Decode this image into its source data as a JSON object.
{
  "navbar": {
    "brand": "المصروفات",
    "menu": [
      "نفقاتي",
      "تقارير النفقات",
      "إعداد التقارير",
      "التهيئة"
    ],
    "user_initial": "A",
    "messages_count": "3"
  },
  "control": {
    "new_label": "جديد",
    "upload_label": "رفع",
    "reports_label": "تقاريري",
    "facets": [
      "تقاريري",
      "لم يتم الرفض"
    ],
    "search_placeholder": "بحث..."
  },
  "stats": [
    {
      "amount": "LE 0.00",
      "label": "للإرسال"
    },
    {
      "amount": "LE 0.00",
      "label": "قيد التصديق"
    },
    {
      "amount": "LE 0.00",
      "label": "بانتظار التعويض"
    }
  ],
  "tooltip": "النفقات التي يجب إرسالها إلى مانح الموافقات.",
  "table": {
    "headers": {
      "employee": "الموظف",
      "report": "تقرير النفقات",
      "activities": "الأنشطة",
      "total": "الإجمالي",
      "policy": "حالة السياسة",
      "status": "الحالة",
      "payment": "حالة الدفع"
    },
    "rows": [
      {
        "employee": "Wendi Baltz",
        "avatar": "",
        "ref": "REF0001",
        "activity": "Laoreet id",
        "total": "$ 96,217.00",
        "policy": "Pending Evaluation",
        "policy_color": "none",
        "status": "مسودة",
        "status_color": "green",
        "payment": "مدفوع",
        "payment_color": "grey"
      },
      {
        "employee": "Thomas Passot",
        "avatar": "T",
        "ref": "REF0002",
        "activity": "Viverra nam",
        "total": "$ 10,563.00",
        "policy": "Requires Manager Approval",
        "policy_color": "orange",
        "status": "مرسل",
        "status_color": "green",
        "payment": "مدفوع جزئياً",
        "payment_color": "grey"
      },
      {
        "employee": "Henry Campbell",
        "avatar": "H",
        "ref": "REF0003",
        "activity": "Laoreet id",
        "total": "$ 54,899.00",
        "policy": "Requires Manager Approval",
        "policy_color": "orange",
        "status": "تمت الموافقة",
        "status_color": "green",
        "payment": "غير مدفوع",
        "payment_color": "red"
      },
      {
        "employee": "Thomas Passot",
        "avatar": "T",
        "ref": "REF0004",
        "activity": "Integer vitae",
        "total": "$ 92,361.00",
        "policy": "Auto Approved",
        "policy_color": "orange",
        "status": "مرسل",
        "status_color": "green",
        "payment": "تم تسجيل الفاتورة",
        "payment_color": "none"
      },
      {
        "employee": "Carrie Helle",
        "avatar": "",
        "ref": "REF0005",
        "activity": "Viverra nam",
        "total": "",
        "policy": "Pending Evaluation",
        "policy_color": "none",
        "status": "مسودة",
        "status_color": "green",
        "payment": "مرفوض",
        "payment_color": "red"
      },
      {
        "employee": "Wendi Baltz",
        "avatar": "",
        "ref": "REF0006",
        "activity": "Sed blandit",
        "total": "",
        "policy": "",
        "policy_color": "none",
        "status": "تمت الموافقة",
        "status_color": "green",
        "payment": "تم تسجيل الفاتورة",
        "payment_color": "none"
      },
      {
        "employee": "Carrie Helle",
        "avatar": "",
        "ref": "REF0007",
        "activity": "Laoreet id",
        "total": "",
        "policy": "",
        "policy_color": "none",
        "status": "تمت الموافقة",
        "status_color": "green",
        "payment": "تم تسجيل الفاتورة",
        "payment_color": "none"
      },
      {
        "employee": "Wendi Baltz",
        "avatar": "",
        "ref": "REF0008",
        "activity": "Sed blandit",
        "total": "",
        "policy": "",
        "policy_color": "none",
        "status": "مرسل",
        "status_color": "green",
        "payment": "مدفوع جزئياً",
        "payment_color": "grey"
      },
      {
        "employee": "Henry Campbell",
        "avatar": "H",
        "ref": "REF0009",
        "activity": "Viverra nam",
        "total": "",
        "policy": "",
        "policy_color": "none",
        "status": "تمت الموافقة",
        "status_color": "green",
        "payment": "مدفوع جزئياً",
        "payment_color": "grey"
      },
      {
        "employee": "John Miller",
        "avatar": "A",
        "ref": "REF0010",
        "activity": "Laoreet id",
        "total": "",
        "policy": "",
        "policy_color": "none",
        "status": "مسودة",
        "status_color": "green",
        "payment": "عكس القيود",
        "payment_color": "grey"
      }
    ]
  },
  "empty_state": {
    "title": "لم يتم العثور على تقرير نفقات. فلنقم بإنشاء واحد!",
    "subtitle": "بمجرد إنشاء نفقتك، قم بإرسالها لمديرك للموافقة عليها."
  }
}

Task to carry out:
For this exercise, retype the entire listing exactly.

Response:
Decode this image into its source data as a JSON object.
{
  "navbar": {
    "brand": "المصروفات",
    "menu": [
      "نفقاتي",
      "تقارير النفقات",
      "إعداد التقارير",
      "التهيئة"
    ],
    "user_initial": "A",
    "messages_count": "3"
  },
  "control": {
    "new_label": "جديد",
    "upload_label": "رفع",
    "reports_label": "تقاريري",
    "facets": [
      "تقاريري",
      "لم يتم الرفض"
    ],
    "search_placeholder": "بحث..."
  },
  "stats": [
    {
      "amount": "LE 0.00",
      "label": "للإرسال"
    },
    {
      "amount": "LE 0.00",
      "label": "قيد التصديق"
    },
    {
      "amount": "LE 0.00",
      "label": "بانتظار التعويض"
    }
  ],
  "tooltip": "النفقات التي يجب إرسالها إلى مانح الموافقات.",
  "table": {
    "headers": {
      "employee": "الموظف",
      "report": "تقرير النفقات",
      "activities": "الأنشطة",
      "total": "الإجمالي",
      "policy": "حالة السياسة",
      "status": "الحالة",
      "payment": "حالة الدفع"
    },
    "rows": [
      {
        "employee": "Wendi Baltz",
        "avatar": "",
        "ref": "REF0001",
        "activity": "Laoreet id",
        "total": "$ 96,217.00",
        "policy": "Pending Evaluation",
        "policy_color": "none",
        "status": "مسودة",
        "status_color": "green",
        "payment": "مدفوع",
        "payment_color": "grey"
      },
      {
        "employee": "Thomas Passot",
        "avatar": "T",
        "ref": "REF0002",
        "activity": "Viverra nam",
        "total": "$ 10,563.00",
        "policy": "Requires Manager Approval",
        "policy_color": "orange",
        "status": "مرسل",
        "status_color": "green",
        "payment": "مدفوع جزئياً",
        "payment_color": "grey"
      },
      {
        "employee": "Henry Campbell",
        "avatar": "H",
        "ref": "REF0003",
        "activity": "Laoreet id",
        "total": "$ 54,899.00",
        "policy": "Requires Manager Approval",
        "policy_color": "orange",
        "status": "تمت الموافقة",
        "status_color": "green",
        "payment": "غير مدفوع",
        "payment_color": "red"
      },
      {
        "employee": "Thomas Passot",
        "avatar": "T",
        "ref": "REF0004",
        "activity": "Integer vitae",
        "total": "$ 92,361.00",
        "policy": "Auto Approved",
        "policy_color": "orange",
        "status": "مرسل",
        "status_color": "green",
        "payment": "تم تسجيل الفاتورة",
        "payment_color": "none"
      },
      {
        "employee": "Carrie Helle",
        "avatar": "",
        "ref": "REF0005",
        "activity": "Viverra nam",
        "total": "",
        "policy": "Pending Evaluation",
        "policy_color": "none",
        "status": "مسودة",
        "status_color": "green",
        "payment": "مرفوض",
        "payment_color": "red"
      },
      {
        "employee": "Wendi Baltz",
        "avatar": "",
        "ref": "REF0006",
        "activity": "Sed blandit",
        "total": "",
        "policy": "",
        "policy_color": "none",
        "status": "تمت الموافقة",
        "status_color": "green",
        "payment": "تم تسجيل الفاتورة",
        "payment_color": "none"
      },
      {
        "employee": "Carrie Helle",
        "avatar": "",
        "ref": "REF0007",
        "activity": "Laoreet id",
        "total": "",
        "policy": "",
        "policy_color": "none",
        "status": "تمت الموافقة",
        "status_color": "green",
        "payment": "تم تسجيل الفاتورة",
        "payment_color": "none"
      },
      {
        "employee": "Wendi Baltz",
        "avatar": "",
        "ref": "REF0008",
        "activity": "Sed blandit",
        "total": "",
        "policy": "",
        "policy_color": "none",
        "status": "مرسل",
        "status_color": "green",
        "payment": "مدفوع جزئياً",
        "payment_color": "grey"
      },
      {
        "employee": "Henry Campbell",
        "avatar": "H",
        "ref": "REF0009",
        "activity": "Viverra nam",
        "total": "",
        "policy": "",
        "policy_color": "none",
        "status": "تمت الموافقة",
        "status_color": "green",
        "payment": "مدفوع جزئياً",
        "payment_color": "grey"
      },
      {
        "employee": "John Miller",
        "avatar": "A",
        "ref": "REF0010",
        "activity": "Laoreet id",
        "total": "",
        "policy": "",
        "policy_color": "none",
        "status": "مسودة",
        "status_color": "green",
        "payment": "عكس القيود",
        "payment_color": "grey"
      }
    ]
  },
  "empty_state": {
    "title": "لم يتم العثور على تقرير نفقات. فلنقم بإنشاء واحد!",
    "subtitle": "بمجرد إنشاء نفقتك، قم بإرسالها لمديرك للموافقة عليها."
  }
}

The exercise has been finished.